A lot of professional hair salons perform a strand test when they are met with a client that wants to bleach their hair. The strand test is usually done on people who have been dying and colouring their hair often or hair that might have heat damage. The strand test is also to test what the result of the hair bleach on the entire hair’s tone of colour. To perform the strand hair test first you need to take a few hair strands from the back of your head, where no one will see them. A total of ten hairs should be enough. Before allowing the product to come into touch with your skin, perform a sensitivity test. For your strand test to be effective you need to keep the hairs in a neat bunch or tie the hair strand you chose. you’re evaluating. So, if your bleach calls for 30 ml of powder to 60 ml of peroxide, mix in the same proportions of 1 part powder to 2 parts peroxide. Using 3 ml powder and 6 ml peroxide may be more convenient. For your strand, only a small amount is required. If you are creating a new colour, utilise the same quantities you’ll be using. Even if no mixing is required, it’s a good idea to prepare a mixing bowl and brush in preparation for the following step. Don’t forget to put on your gloves before applying bleach as bleach can irritate the skin. The next step is to keep track of the time. The correctness of the test, like with any other, is critical. Now is the time to check the time because you’ll need to know how long you’ll be leaving the product on your hair strand. Use the same amount of product on your strand test as you would on the rest of your hair. If you use bleach, keep in mind that the hair closest to the roots will not process as quickly as if it were still attached to your head. This is because your scalp isn’t producing enough heat. It’s also a good idea to cover the test strand in plastic wrap so it doesn’t dry out. heck your strand test after bleaching by rubbing some of the bleach out of the hair after 5-10 minutes to see how much the hair has lightened. Because timing is crucial, keep track of how long the bleach has been processing at each stage. Reapply bleach and re-cover the hair strand after checking. Finally, rinse out any colour or chemical products such as bleach or relaxer with water and shampoo and then condition your hair and finally let it air dry.

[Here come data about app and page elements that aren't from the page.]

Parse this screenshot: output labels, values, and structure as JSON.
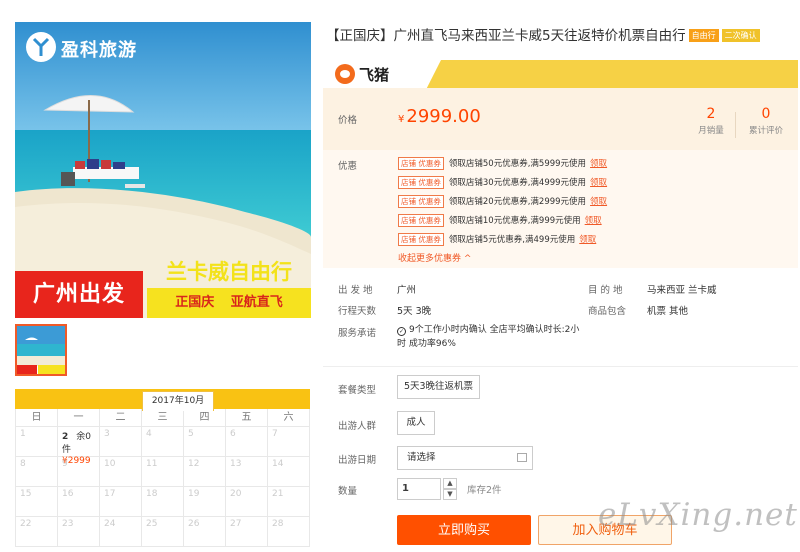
{
  "hero": {
    "brand": "盈科旅游",
    "tag_left": "广州出发",
    "tag_right_top": "兰卡威自由行",
    "tag_right_bottom": "正国庆 亚航直飞"
  },
  "calendar": {
    "month": "2017年10月",
    "weekdays": [
      "日",
      "一",
      "二",
      "三",
      "四",
      "五",
      "六"
    ],
    "days": [
      {
        "d": "1"
      },
      {
        "d": "2",
        "stock": "余0件",
        "price": "¥2999",
        "active": true
      },
      {
        "d": "3"
      },
      {
        "d": "4"
      },
      {
        "d": "5"
      },
      {
        "d": "6"
      },
      {
        "d": "7"
      },
      {
        "d": "8"
      },
      {
        "d": "9"
      },
      {
        "d": "10"
      },
      {
        "d": "11"
      },
      {
        "d": "12"
      },
      {
        "d": "13"
      },
      {
        "d": "14"
      },
      {
        "d": "15"
      },
      {
        "d": "16"
      },
      {
        "d": "17"
      },
      {
        "d": "18"
      },
      {
        "d": "19"
      },
      {
        "d": "20"
      },
      {
        "d": "21"
      },
      {
        "d": "22"
      },
      {
        "d": "23"
      },
      {
        "d": "24"
      },
      {
        "d": "25"
      },
      {
        "d": "26"
      },
      {
        "d": "27"
      },
      {
        "d": "28"
      }
    ]
  },
  "product": {
    "title": "【正国庆】广州直飞马来西亚兰卡威5天往返特价机票自由行",
    "badge_free": "自由行",
    "badge_confirm": "二次确认",
    "platform": "飞猪"
  },
  "price": {
    "label": "价格",
    "symbol": "¥",
    "value": "2999.00",
    "monthly_sales": "2",
    "monthly_sales_label": "月销量",
    "reviews": "0",
    "reviews_label": "累计评价"
  },
  "coupons": {
    "label": "优惠",
    "tag": "店铺 优惠券",
    "get_label": "领取",
    "items": [
      "领取店铺50元优惠券,满5999元使用",
      "领取店铺30元优惠券,满4999元使用",
      "领取店铺20元优惠券,满2999元使用",
      "领取店铺10元优惠券,满999元使用",
      "领取店铺5元优惠券,满499元使用"
    ],
    "collapse_label": "收起更多优惠券 ^"
  },
  "details": {
    "origin_label": "出 发 地",
    "origin": "广州",
    "destination_label": "目 的 地",
    "destination": "马来西亚 兰卡威",
    "days_label": "行程天数",
    "days": "5天 3晚",
    "includes_label": "商品包含",
    "includes": "机票 其他",
    "service_label": "服务承诺",
    "service": "9个工作小时内确认 全店平均确认时长:2小时 成功率96%"
  },
  "options": {
    "package_label": "套餐类型",
    "package_value": "5天3晚往返机票",
    "crowd_label": "出游人群",
    "crowd_value": "成人",
    "date_label": "出游日期",
    "date_value": "请选择",
    "qty_label": "数量",
    "qty_value": "1",
    "stock_note": "库存2件",
    "buy_label": "立即购买",
    "cart_label": "加入购物车"
  },
  "watermark": "eLvXing.net",
  "colors": {
    "accent": "#ff5000",
    "price": "#ff4400",
    "brand_bar": "#f6d145",
    "calendar_header": "#f9c213"
  }
}
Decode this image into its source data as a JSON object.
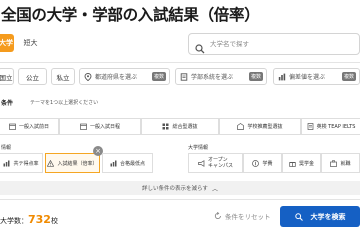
{
  "header": {
    "title": "全国の大学・学部の入試結果（倍率）"
  },
  "tabs": [
    {
      "label": "大学",
      "active": true
    },
    {
      "label": "短大",
      "active": false
    }
  ],
  "search": {
    "placeholder": "大学名で探す"
  },
  "filters": {
    "type_buttons": [
      "国立",
      "公立",
      "私立"
    ],
    "selects": [
      {
        "placeholder": "都道府県を選ぶ",
        "badge": "複数"
      },
      {
        "placeholder": "学部系統を選ぶ",
        "badge": "複数"
      },
      {
        "placeholder": "偏差値を選ぶ",
        "badge": "複数"
      }
    ]
  },
  "conditions": {
    "title": "条件",
    "note": "テーマを1つ以上選択ください",
    "exam_options": [
      "一般入試前日",
      "一般入試日程",
      "総合型選抜",
      "学校推薦型選抜",
      "英検 TEAP IELTS"
    ],
    "left_section_label": "情報",
    "right_section_label": "大学情報",
    "left_tiles": [
      {
        "label": "共テ得点率",
        "active": false
      },
      {
        "label": "入試結果（倍率）",
        "active": true
      },
      {
        "label": "合格最低点",
        "active": false
      }
    ],
    "right_tiles": [
      {
        "line1": "オープン",
        "line2": "キャンパス"
      },
      {
        "label": "学費"
      },
      {
        "label": "奨学金"
      },
      {
        "label": "就職"
      }
    ],
    "active_close": "×",
    "more_link": "詳しい条件の表示を減らす"
  },
  "footer": {
    "count_label": "大学数：",
    "count_value": "732",
    "count_unit": "校",
    "reset_label": "条件をリセット",
    "search_button": "大学を検索"
  },
  "colors": {
    "accent_orange": "#f59b1d",
    "count_orange": "#f08a00",
    "primary_blue": "#1560c4",
    "active_tile_border": "#f5a623"
  }
}
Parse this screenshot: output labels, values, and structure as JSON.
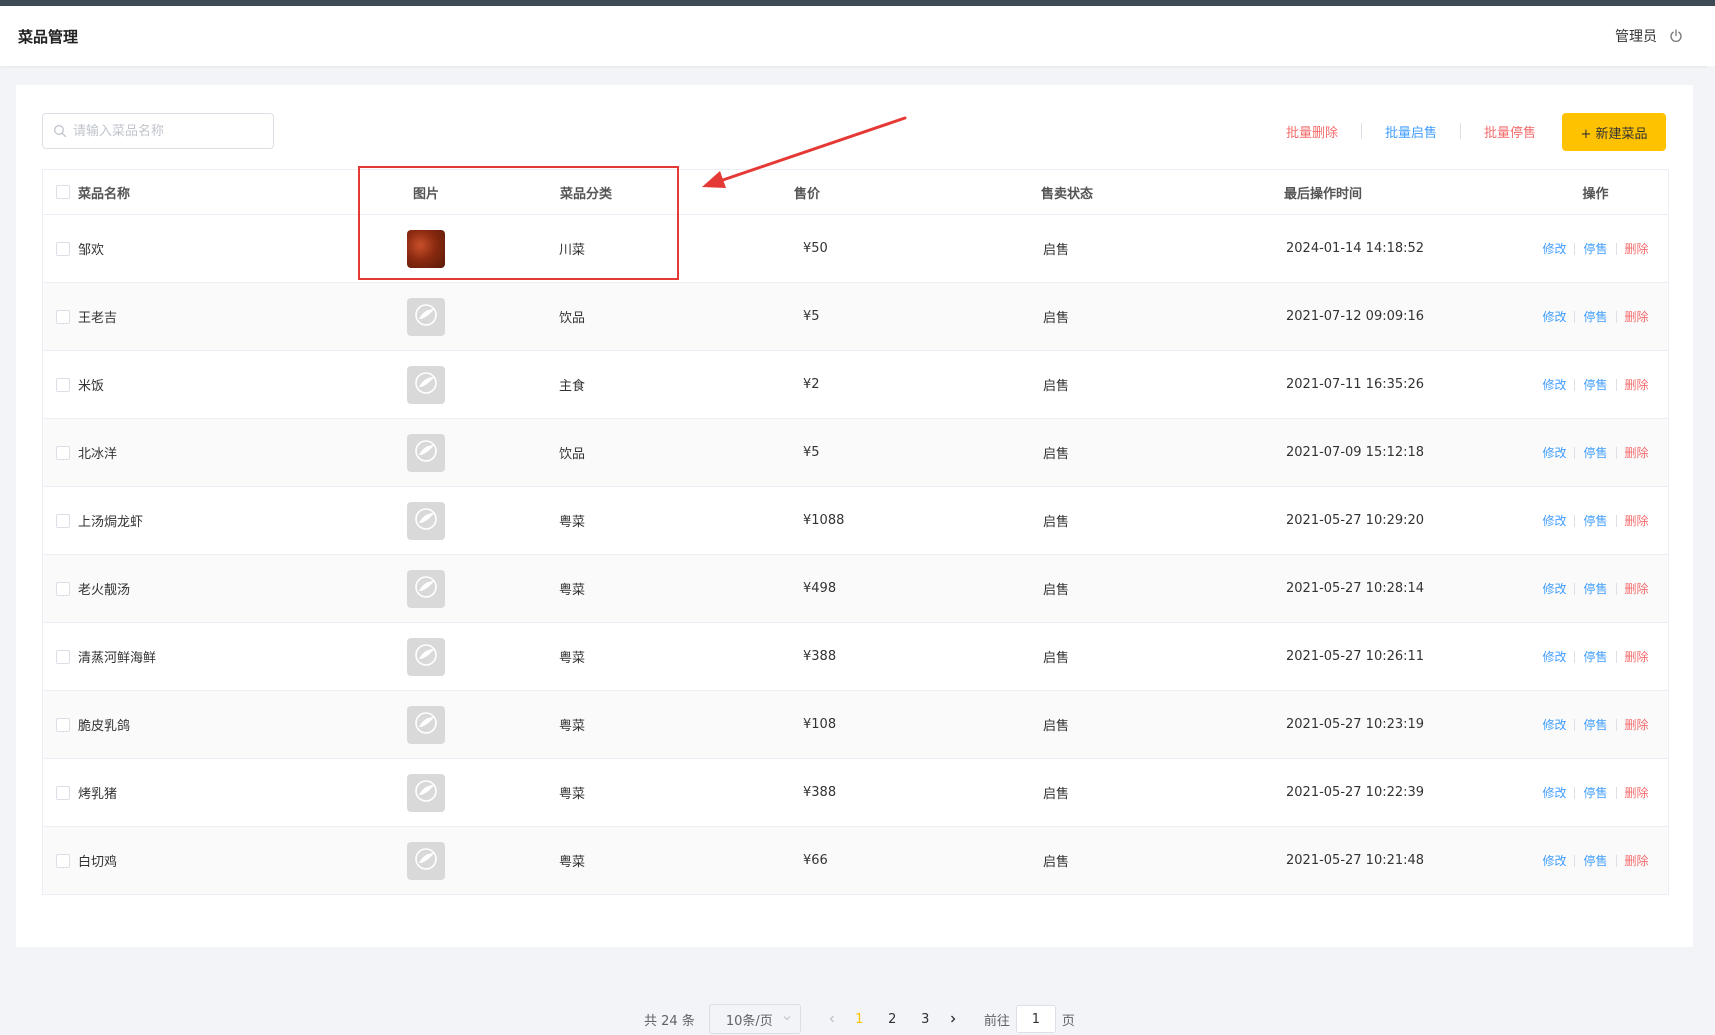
{
  "header": {
    "title": "菜品管理",
    "user": "管理员"
  },
  "toolbar": {
    "search_placeholder": "请输入菜品名称",
    "batch_delete": "批量删除",
    "batch_enable": "批量启售",
    "batch_disable": "批量停售",
    "add_button": "+ 新建菜品"
  },
  "table": {
    "headers": {
      "name": "菜品名称",
      "image": "图片",
      "category": "菜品分类",
      "price": "售价",
      "status": "售卖状态",
      "time": "最后操作时间",
      "ops": "操作"
    },
    "op_labels": {
      "edit": "修改",
      "stop": "停售",
      "delete": "删除"
    },
    "rows": [
      {
        "name": "邹欢",
        "category": "川菜",
        "price": "¥50",
        "status": "启售",
        "time": "2024-01-14 14:18:52"
      },
      {
        "name": "王老吉",
        "category": "饮品",
        "price": "¥5",
        "status": "启售",
        "time": "2021-07-12 09:09:16"
      },
      {
        "name": "米饭",
        "category": "主食",
        "price": "¥2",
        "status": "启售",
        "time": "2021-07-11 16:35:26"
      },
      {
        "name": "北冰洋",
        "category": "饮品",
        "price": "¥5",
        "status": "启售",
        "time": "2021-07-09 15:12:18"
      },
      {
        "name": "上汤焗龙虾",
        "category": "粤菜",
        "price": "¥1088",
        "status": "启售",
        "time": "2021-05-27 10:29:20"
      },
      {
        "name": "老火靓汤",
        "category": "粤菜",
        "price": "¥498",
        "status": "启售",
        "time": "2021-05-27 10:28:14"
      },
      {
        "name": "清蒸河鲜海鲜",
        "category": "粤菜",
        "price": "¥388",
        "status": "启售",
        "time": "2021-05-27 10:26:11"
      },
      {
        "name": "脆皮乳鸽",
        "category": "粤菜",
        "price": "¥108",
        "status": "启售",
        "time": "2021-05-27 10:23:19"
      },
      {
        "name": "烤乳猪",
        "category": "粤菜",
        "price": "¥388",
        "status": "启售",
        "time": "2021-05-27 10:22:39"
      },
      {
        "name": "白切鸡",
        "category": "粤菜",
        "price": "¥66",
        "status": "启售",
        "time": "2021-05-27 10:21:48"
      }
    ]
  },
  "pagination": {
    "total": "共 24 条",
    "page_size": "10条/页",
    "pages": [
      "1",
      "2",
      "3"
    ],
    "current": "1",
    "goto_label": "前往",
    "goto_value": "1",
    "page_suffix": "页"
  },
  "colors": {
    "accent": "#ffc200",
    "link_blue": "#419eff",
    "danger_red": "#f56c6c",
    "annotation_red": "#e53935",
    "topbar": "#3f4a57"
  },
  "icons": {
    "search": "search-icon",
    "power": "power-icon",
    "thumb_placeholder": "leaf-placeholder-icon"
  }
}
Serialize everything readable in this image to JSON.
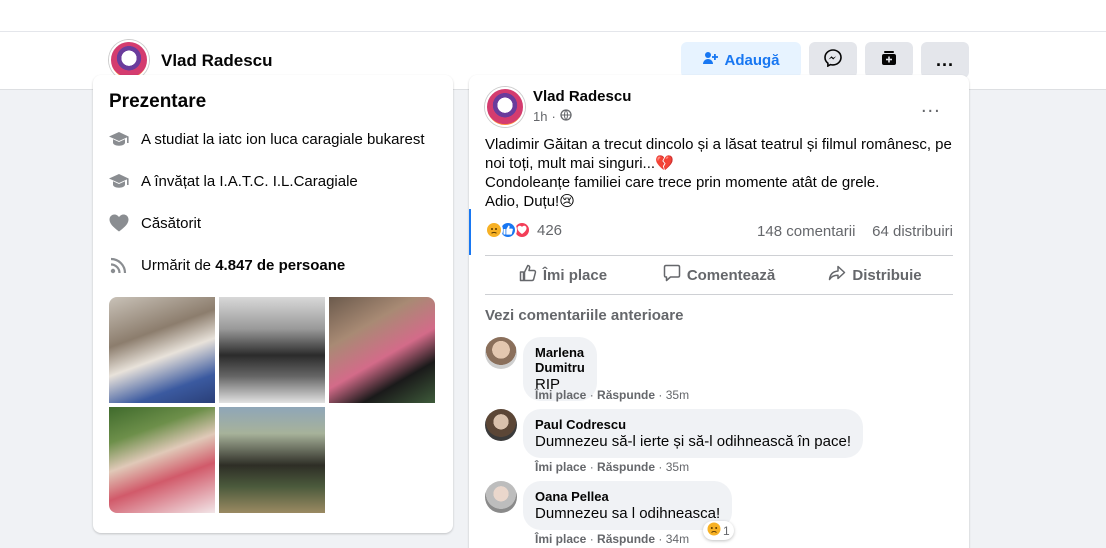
{
  "profile_header": {
    "name": "Vlad Radescu",
    "add_button_label": "Adaugă",
    "more_label": "..."
  },
  "intro": {
    "title": "Prezentare",
    "items": [
      {
        "icon": "graduation-cap-icon",
        "text": "A studiat la iatc ion luca caragiale bukarest"
      },
      {
        "icon": "graduation-cap-icon",
        "text": "A învățat la I.A.T.C. I.L.Caragiale"
      },
      {
        "icon": "heart-icon",
        "text": "Căsătorit"
      }
    ],
    "followers_prefix": "Urmărit de ",
    "followers_count": "4.847 de persoane",
    "followers_icon": "rss-icon"
  },
  "post": {
    "author": "Vlad Radescu",
    "time": "1h",
    "privacy_icon": "globe-icon",
    "more_label": "...",
    "text_lines": [
      "Vladimir Găitan a trecut dincolo și a lăsat teatrul și filmul românesc, pe noi toți, mult mai singuri...💔",
      "Condoleanțe familiei care trece prin momente atât de grele.",
      "Adio, Duțu!😢"
    ],
    "reaction_count": "426",
    "comments_count": "148 comentarii",
    "shares_count": "64 distribuiri",
    "actions": {
      "like": "Îmi place",
      "comment": "Comentează",
      "share": "Distribuie"
    },
    "prev_comments_label": "Vezi comentariile anterioare",
    "comments": [
      {
        "name": "Marlena Dumitru",
        "text": "RIP",
        "like": "Îmi place",
        "reply": "Răspunde",
        "time": "35m"
      },
      {
        "name": "Paul Codrescu",
        "text": "Dumnezeu să-l ierte și să-l odihnească în pace!",
        "like": "Îmi place",
        "reply": "Răspunde",
        "time": "35m"
      },
      {
        "name": "Oana Pellea",
        "text": "Dumnezeu sa l odihneasca!",
        "like": "Îmi place",
        "reply": "Răspunde",
        "time": "34m",
        "reaction_count": "1"
      }
    ]
  },
  "colors": {
    "accent": "#1877f2",
    "secondary_text": "#65676b",
    "like_blue": "#1877f2",
    "love_red": "#f33e58",
    "sad_yellow": "#f7b125"
  }
}
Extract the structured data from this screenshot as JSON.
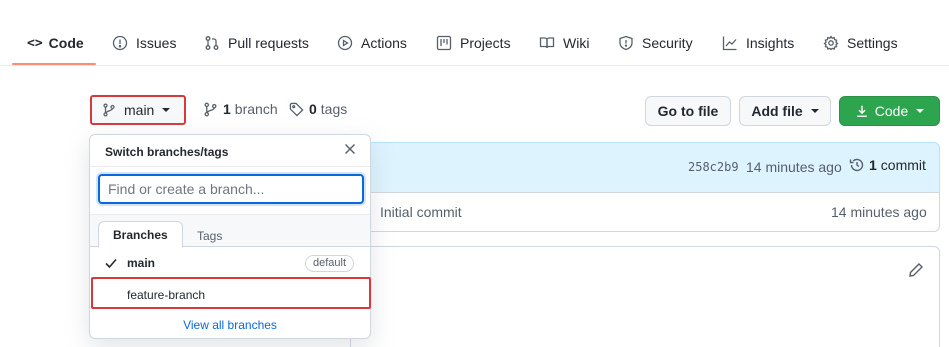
{
  "nav": {
    "tabs": [
      {
        "label": "Code",
        "icon": "code-icon"
      },
      {
        "label": "Issues",
        "icon": "issue-icon"
      },
      {
        "label": "Pull requests",
        "icon": "pull-request-icon"
      },
      {
        "label": "Actions",
        "icon": "play-icon"
      },
      {
        "label": "Projects",
        "icon": "project-icon"
      },
      {
        "label": "Wiki",
        "icon": "book-icon"
      },
      {
        "label": "Security",
        "icon": "shield-icon"
      },
      {
        "label": "Insights",
        "icon": "graph-icon"
      },
      {
        "label": "Settings",
        "icon": "gear-icon"
      }
    ],
    "active_tab": "Code"
  },
  "toolbar": {
    "branch_name": "main",
    "branch_count": "1",
    "branch_label": "branch",
    "tag_count": "0",
    "tag_label": "tags",
    "go_to_file": "Go to file",
    "add_file": "Add file",
    "code_button": "Code"
  },
  "commit": {
    "hash": "258c2b9",
    "time": "14 minutes ago",
    "count": "1",
    "count_label": "commit",
    "file_message": "Initial commit",
    "file_time": "14 minutes ago"
  },
  "dropdown": {
    "title": "Switch branches/tags",
    "filter_placeholder": "Find or create a branch...",
    "tabs": [
      "Branches",
      "Tags"
    ],
    "branches": [
      {
        "name": "main",
        "badge": "default",
        "checked": true
      },
      {
        "name": "feature-branch",
        "badge": "",
        "checked": false
      }
    ],
    "footer_link": "View all branches"
  },
  "colors": {
    "accent_blue": "#0969da",
    "green_button": "#2da44e",
    "highlight_red": "#d73a3a",
    "tab_underline": "#fd8c73"
  }
}
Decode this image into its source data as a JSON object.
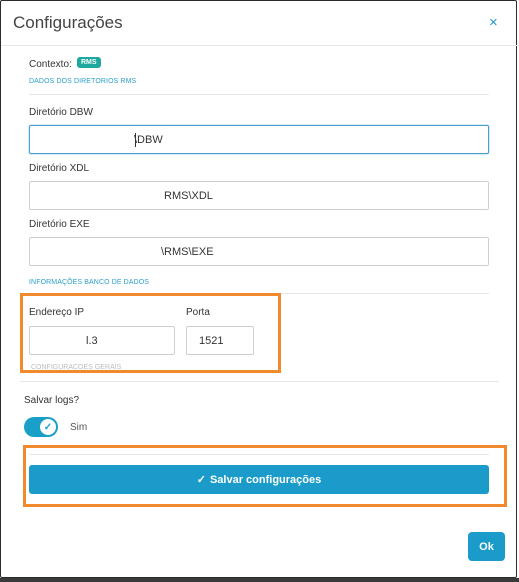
{
  "dialog": {
    "title": "Configurações",
    "close_icon": "×"
  },
  "context": {
    "label": "Contexto:",
    "badge": "RMS"
  },
  "sections": {
    "rms_dirs": "DADOS DOS DIRETORIOS RMS",
    "db_info": "INFORMAÇÕES BANCO DE DADOS",
    "partial": "CONFIGURAÇÕES GERAIS"
  },
  "fields": {
    "dbw": {
      "label": "Diretório DBW",
      "value": "\\DBW"
    },
    "xdl": {
      "label": "Diretório XDL",
      "value": "RMS\\XDL"
    },
    "exe": {
      "label": "Diretório EXE",
      "value": "\\RMS\\EXE"
    },
    "ip": {
      "label": "Endereço IP",
      "value": "l.3"
    },
    "port": {
      "label": "Porta",
      "value": "1521"
    }
  },
  "logs": {
    "label": "Salvar logs?",
    "toggle_text": "Sim",
    "toggle_on": true
  },
  "buttons": {
    "save": "Salvar configurações",
    "save_icon": "✓",
    "ok": "Ok"
  },
  "colors": {
    "accent": "#1a9bc9",
    "badge": "#1fa8a0",
    "highlight": "#f08a2d"
  }
}
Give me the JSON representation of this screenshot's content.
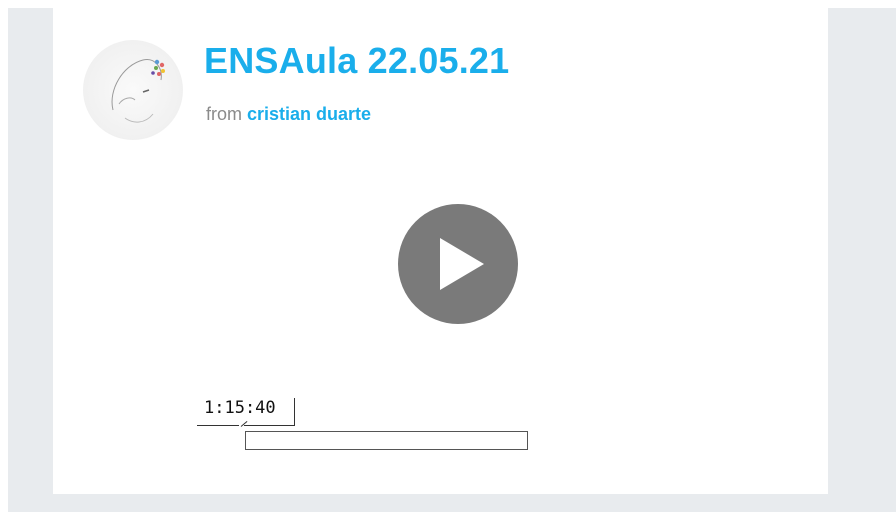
{
  "video": {
    "title": "ENSAula 22.05.21",
    "byline_prefix": "from",
    "author": "cristian duarte",
    "duration": "1:15:40",
    "progress_fraction": 0
  },
  "colors": {
    "accent": "#1aaeeb",
    "muted_text": "#8b8b8b",
    "play_button": "#7a7a7a",
    "frame_background": "#e8ebee"
  },
  "icons": {
    "play": "play-icon"
  }
}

Bleach is mainly used if you want to remove your natural dark hair colour. However, if you intend to remove a dyed dark hair colour then a hair colour stripper is advised. It is less damaging to the hair and it is advised to do only 3 applications a day if you’re using a hair colour stripper. Lightening your hair is a slow process and requires a lot of patience and it should not be rushed so you do not end up damaging your hair. The more spread out each application of hair colour stripper or bleach the better and is less damaging. One should not expect to go from level 1 dark hair to platinum blonde overnight.